ImagePath = imagePath;

DisplayText = displayText;

}

public void InstantiateIn(Control container)

{

Image img = new Image();

img.ImageUrl = SPContext.Current.Site.Url + “/” + ImagePath;

Label lbl = new Label();

lbl.Text = DisplayText;

container.Controls.Add(img);

container.Controls.Add(lbl);

}

}

Now add your assembly to safe controls list

<SafeControl Assembly=”YourAssemblyName, Version=1.0.0.0, Culture=neutral, PublicKeyToken=6669f18c4e55eb20″ Namespace=”UI.Code” TypeName=”*” Safe=”True” />

Refresh the page you will see this screen

1

I know the code is very complex, try at your end, if you find any problem or stuck anywhere do contact me.

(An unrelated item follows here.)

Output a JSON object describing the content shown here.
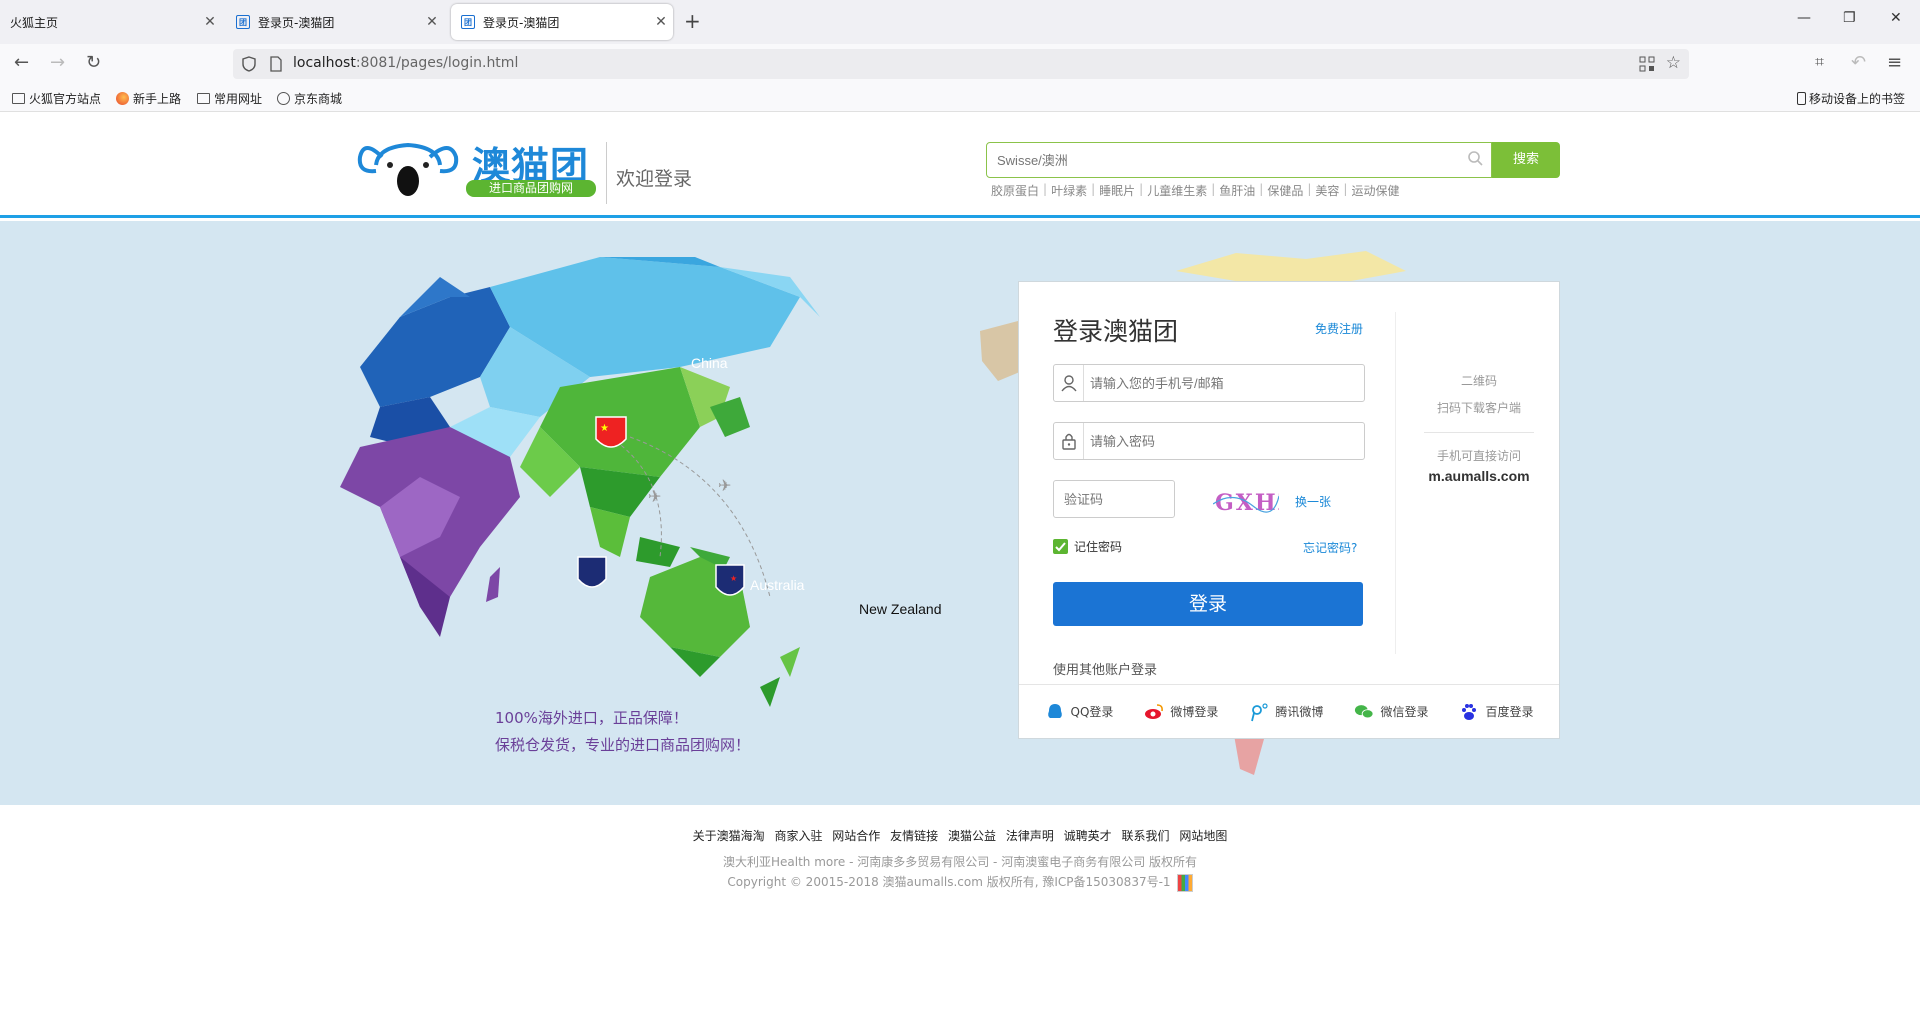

Debugging the SharePoint Timer job was really a tough job for me, i searched on the web and found so many solutions but they did not work at my system (i dont know why). Finally i did a trick to debugg the timer service, i added the following line of code in the timer service job where you want to have a break point:

1

after compiling the solution and restarting my timer service it came with the following popup options :

2

  • Abort– means you want to stop timer service instance
  • Retry- means you want to debugg the code
  • ignore- means ignore this message and continue the execution of the code

for debugging i selected retry and it opened another screen

3

selected new instance of CLR debugger, it showed the following screen

4

after pressing F10 two times it did enable debugging like this

5

here i did normal debugging by pressing F10 and F11 keys

6

you can also use breakpoints here

7

hope this helps

if you think this is helpfull , dont forget to leave a comment.